Emma Goldman is a woman of great ability and of personal
magnetism, and her persuasive powers are such to make her an
exceedingly dangerous woman.
-- U.S. Attorney Francis Caffey, 1917
Those of you in the U.S. with television might want to put a note on your calendars: 'Emma Goldman,' a 90-minute documentary about the life of the anarchist orator, writer, and publisher, is scheduled to air on PBS Monday, April 12, as part of the network's 'American Experience' series. The film was written, produced and directed by Mel Bucklin (WGBH and Nebraskans for Public Television).
I've seen the film and think that it offers a fair overview of Goldman's life and influence, with occasional insight about her influence. If it seems more like an outline than a full story, that's perhaps testament to a life fully lived.
Carefully researched and using good archival photos, the documentary relies heavily on talking heads (twelve of fourteen of them of the male persuasion) like playwright Tony Kushner and novelist E. L. Doctorow, whose expertise about Emma Goldman is rarely made clear. The film also makes limited use of reenactment, including a brief sex scene.

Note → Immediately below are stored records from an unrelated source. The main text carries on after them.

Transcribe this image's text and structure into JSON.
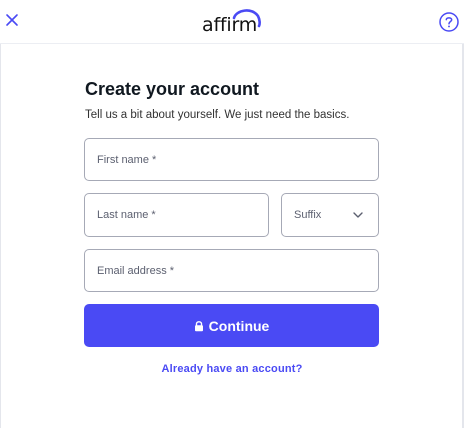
{
  "header": {
    "logo_text": "affirm",
    "close_icon": "close-icon",
    "help_icon": "help-circle-icon"
  },
  "form": {
    "title": "Create your account",
    "subtitle": "Tell us a bit about yourself. We just need the basics.",
    "first_name_placeholder": "First name *",
    "last_name_placeholder": "Last name *",
    "suffix_label": "Suffix",
    "email_placeholder": "Email address *",
    "continue_label": "Continue",
    "signin_link": "Already have an account?"
  },
  "colors": {
    "accent": "#4a4af4",
    "text": "#101820",
    "border": "#a6a9b6"
  }
}
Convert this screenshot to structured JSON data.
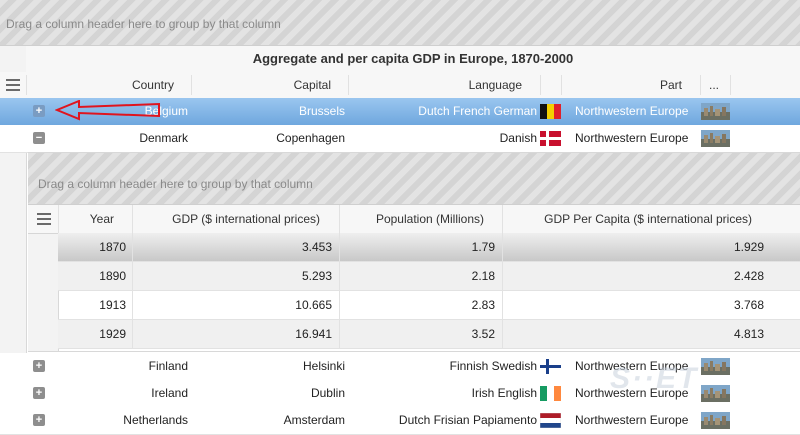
{
  "group_panel": {
    "text": "Drag a column header here to group by that column"
  },
  "grid": {
    "title": "Aggregate and per capita GDP in Europe, 1870-2000",
    "columns": {
      "country": "Country",
      "capital": "Capital",
      "language": "Language",
      "part": "Part",
      "more": "..."
    },
    "rows": [
      {
        "country": "Belgium",
        "capital": "Brussels",
        "language": "Dutch French German",
        "part": "Northwestern Europe",
        "flag": "belgium-flag",
        "toggle": "+"
      },
      {
        "country": "Denmark",
        "capital": "Copenhagen",
        "language": "Danish",
        "part": "Northwestern Europe",
        "flag": "denmark-flag",
        "toggle": "−"
      },
      {
        "country": "Finland",
        "capital": "Helsinki",
        "language": "Finnish Swedish",
        "part": "Northwestern Europe",
        "flag": "finland-flag",
        "toggle": "+"
      },
      {
        "country": "Ireland",
        "capital": "Dublin",
        "language": "Irish English",
        "part": "Northwestern Europe",
        "flag": "ireland-flag",
        "toggle": "+"
      },
      {
        "country": "Netherlands",
        "capital": "Amsterdam",
        "language": "Dutch Frisian Papiamento",
        "part": "Northwestern Europe",
        "flag": "netherlands-flag",
        "toggle": "+"
      }
    ]
  },
  "detail": {
    "group_panel": "Drag a column header here to group by that column",
    "columns": {
      "year": "Year",
      "gdp": "GDP ($ international prices)",
      "population": "Population (Millions)",
      "per_capita": "GDP Per Capita ($ international prices)"
    },
    "rows": [
      {
        "year": "1870",
        "gdp": "3.453",
        "population": "1.79",
        "per_capita": "1.929"
      },
      {
        "year": "1890",
        "gdp": "5.293",
        "population": "2.18",
        "per_capita": "2.428"
      },
      {
        "year": "1913",
        "gdp": "10.665",
        "population": "2.83",
        "per_capita": "3.768"
      },
      {
        "year": "1929",
        "gdp": "16.941",
        "population": "3.52",
        "per_capita": "4.813"
      }
    ]
  },
  "colors": {
    "selected_row": "#7fb2e5",
    "arrow": "#e0141e"
  }
}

The Washingtpn Post reported on March 11 that 'suits' at WGBH recently 'went back and forth about how much cleavage to show' in the scene, after which the executive producer agreed to cut a couple of seconds.
One question the film doesn't ask is whether Goldman, in any of her writing or speaking about social injustice, ever addressed the issue of racism.
site for the PBS broadcast augments the program extensively,
with teachers' guide, timeline, biographies (one about Goldman's
comrade Alexander Berkman), pdf files of a full issue of Mother
Earth magazine, and an article about U.S. government
repression that led to Goldman's deportation in 1919.
-- Chris Dodge